To learn any sport, practice is essential. In tennis or golf, you wouldnít think twice about practicing hitting the same ball over and over again. The idea is to do it until it becomes ingrained in your brain and your body, and you perform the task naturally. You should approach sailing the same way.
Take each maneuver separately and perform it over and over again. Tack your boat 50 times in a row. Approach a buoy as if landing at a dock over and over again. Rehearse man-overboard drills until you can do it in your sleep. Purposely make the boat heel over until just before it would capsize, then make a recovery. Know how the position of your weight affects the boat and how easy it is to adjust the balance. Experiment with letting the mainsail go completely while on a beat, and see how it "puts on the brakes."

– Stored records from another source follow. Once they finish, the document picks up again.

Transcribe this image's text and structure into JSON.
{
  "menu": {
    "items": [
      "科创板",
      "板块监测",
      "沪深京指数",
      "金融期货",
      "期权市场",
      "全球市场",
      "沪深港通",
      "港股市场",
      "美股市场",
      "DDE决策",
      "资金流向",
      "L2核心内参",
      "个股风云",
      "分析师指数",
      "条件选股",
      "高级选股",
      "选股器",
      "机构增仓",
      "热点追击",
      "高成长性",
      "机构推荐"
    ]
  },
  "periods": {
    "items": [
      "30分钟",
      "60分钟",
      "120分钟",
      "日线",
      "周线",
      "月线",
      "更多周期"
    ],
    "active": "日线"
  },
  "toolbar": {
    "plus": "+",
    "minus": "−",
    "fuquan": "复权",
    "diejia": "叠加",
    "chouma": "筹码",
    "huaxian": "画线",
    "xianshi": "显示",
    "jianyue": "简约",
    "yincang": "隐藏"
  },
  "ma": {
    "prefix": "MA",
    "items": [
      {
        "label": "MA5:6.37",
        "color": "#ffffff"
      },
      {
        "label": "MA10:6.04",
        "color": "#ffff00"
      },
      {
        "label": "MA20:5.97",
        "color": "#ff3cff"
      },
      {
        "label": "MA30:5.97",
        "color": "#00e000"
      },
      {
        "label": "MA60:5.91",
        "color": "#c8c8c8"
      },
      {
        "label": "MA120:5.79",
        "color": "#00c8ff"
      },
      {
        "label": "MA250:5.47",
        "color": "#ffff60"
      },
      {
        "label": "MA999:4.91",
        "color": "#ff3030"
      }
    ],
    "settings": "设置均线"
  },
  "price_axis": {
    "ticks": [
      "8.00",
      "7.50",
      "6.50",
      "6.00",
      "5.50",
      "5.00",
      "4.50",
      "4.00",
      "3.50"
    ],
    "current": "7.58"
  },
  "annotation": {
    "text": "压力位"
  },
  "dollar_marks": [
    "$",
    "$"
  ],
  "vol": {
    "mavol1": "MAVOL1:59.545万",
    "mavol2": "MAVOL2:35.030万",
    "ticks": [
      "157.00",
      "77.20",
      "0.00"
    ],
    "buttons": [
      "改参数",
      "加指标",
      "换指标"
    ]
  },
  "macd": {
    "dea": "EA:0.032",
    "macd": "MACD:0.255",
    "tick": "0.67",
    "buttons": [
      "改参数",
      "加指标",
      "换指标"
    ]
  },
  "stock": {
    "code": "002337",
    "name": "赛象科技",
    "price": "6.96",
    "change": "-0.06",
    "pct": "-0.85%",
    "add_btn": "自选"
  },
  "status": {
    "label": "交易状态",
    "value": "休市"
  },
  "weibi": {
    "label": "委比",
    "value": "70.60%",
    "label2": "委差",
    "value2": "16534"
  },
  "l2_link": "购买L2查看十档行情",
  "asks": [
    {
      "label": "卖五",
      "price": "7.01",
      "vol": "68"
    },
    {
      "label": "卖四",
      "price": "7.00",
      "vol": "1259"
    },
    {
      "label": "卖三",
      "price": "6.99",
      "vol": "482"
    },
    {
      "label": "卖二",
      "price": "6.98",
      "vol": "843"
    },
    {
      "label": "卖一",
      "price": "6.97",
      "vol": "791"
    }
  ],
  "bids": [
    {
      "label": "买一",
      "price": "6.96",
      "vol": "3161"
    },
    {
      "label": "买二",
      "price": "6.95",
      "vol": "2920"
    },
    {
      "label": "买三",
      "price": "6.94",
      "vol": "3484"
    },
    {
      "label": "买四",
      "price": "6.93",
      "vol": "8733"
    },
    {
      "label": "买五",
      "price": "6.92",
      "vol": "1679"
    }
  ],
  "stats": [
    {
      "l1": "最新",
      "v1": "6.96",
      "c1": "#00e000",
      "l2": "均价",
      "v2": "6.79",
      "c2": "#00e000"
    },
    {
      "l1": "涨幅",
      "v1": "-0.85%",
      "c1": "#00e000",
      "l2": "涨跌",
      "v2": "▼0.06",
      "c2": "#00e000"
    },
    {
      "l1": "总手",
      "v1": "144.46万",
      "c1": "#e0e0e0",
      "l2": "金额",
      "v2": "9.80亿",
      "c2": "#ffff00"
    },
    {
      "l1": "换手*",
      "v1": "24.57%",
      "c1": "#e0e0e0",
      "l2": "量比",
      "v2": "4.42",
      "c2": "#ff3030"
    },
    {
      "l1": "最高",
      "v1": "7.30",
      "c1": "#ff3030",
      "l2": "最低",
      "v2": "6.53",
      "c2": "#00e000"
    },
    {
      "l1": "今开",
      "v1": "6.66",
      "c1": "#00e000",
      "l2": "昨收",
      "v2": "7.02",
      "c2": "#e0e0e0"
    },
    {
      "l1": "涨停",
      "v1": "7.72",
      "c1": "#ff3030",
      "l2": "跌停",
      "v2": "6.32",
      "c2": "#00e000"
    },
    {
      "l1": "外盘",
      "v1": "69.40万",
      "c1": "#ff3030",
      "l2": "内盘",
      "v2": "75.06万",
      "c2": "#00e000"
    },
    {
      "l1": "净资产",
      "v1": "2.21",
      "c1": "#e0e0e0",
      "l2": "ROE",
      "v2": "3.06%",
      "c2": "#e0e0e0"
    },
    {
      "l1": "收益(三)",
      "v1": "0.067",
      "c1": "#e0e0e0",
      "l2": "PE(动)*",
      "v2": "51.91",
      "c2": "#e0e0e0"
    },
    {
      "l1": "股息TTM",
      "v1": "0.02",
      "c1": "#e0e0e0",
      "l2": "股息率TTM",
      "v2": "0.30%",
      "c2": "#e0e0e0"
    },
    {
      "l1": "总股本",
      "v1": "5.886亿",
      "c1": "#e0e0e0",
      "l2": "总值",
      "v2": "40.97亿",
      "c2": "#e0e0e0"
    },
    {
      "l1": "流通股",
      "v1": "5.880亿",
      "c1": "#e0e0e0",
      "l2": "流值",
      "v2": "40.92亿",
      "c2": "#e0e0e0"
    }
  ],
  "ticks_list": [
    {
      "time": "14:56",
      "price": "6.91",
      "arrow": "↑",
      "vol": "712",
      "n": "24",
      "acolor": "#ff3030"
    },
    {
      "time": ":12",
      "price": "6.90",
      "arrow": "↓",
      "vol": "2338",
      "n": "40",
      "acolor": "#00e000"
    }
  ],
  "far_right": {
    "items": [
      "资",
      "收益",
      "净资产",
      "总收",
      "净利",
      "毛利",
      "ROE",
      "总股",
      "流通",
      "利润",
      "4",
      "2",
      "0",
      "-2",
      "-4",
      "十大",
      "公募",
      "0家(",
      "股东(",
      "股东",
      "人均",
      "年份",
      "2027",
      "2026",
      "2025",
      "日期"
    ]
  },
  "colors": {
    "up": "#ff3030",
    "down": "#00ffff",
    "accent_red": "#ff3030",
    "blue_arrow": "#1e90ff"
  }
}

An excellent way to pack in a tremendous amount of learning experience in a short period of time is to try your hand at club racing. The beauty of racing is that it gives you the means to measure immediately the success or failure of the actions you are taking by comparing the performance of your boat to others in the fleet. The race forces you to concentrate on the many different aspects involved in getting the best performance possible from your boat. Spending a single year club racing equates to 10 years worth of knowledge gained from just tooting around on your own. Although you may not always care about going fast when you're sailing, it can come in handy sometimes to beat oncoming bad weather or to get in before dark. Being able to sail your boat most efficiently makes you a safer sailor and can often keep you out of trouble.
With repeated practice and more time spent in the boat, youíll soon find you no longer have to concentrate with every sailing maneuver. In what you once thought was a tippy dinghy, you can now move around effortlessly. A whole new freedom and enjoyment of sailing opens up to you. You can read the wind on the water and adjust your sail in anticipation of a large puff. Your crew moves to the leeward side of the boat and you compensate without a second thought by moving to windward. In heavy weather youíll no longer feel it necessary to maintain a death grip on the helm, but rather youíll hold it lightly so that you can feel the boatís tendencies and adjust quickly.
The dinghy lends itself as an exceptional tool through which to really learn how to sail. Regardless of your age or prior skill level, time spent in a dinghy will put you in touch with the pure basics of sailing. The dinghy experience canít be equaled in any other type of sailboat. Itís here that you can actually feel the movement of the water in every part of your body through the hull. The wind seems purer in your face. People smile as you go by. And you may just find that no matter what size boat you end up with, youíll always want to have a dinghy around.
Suggested Reading List
- Taking Lessons by Mark Matthews
- Turning Passengers into Crew by Bruce Caldwell
- Sailing Basics by Steve Colgate
- Capsized Boat by Dan Dickison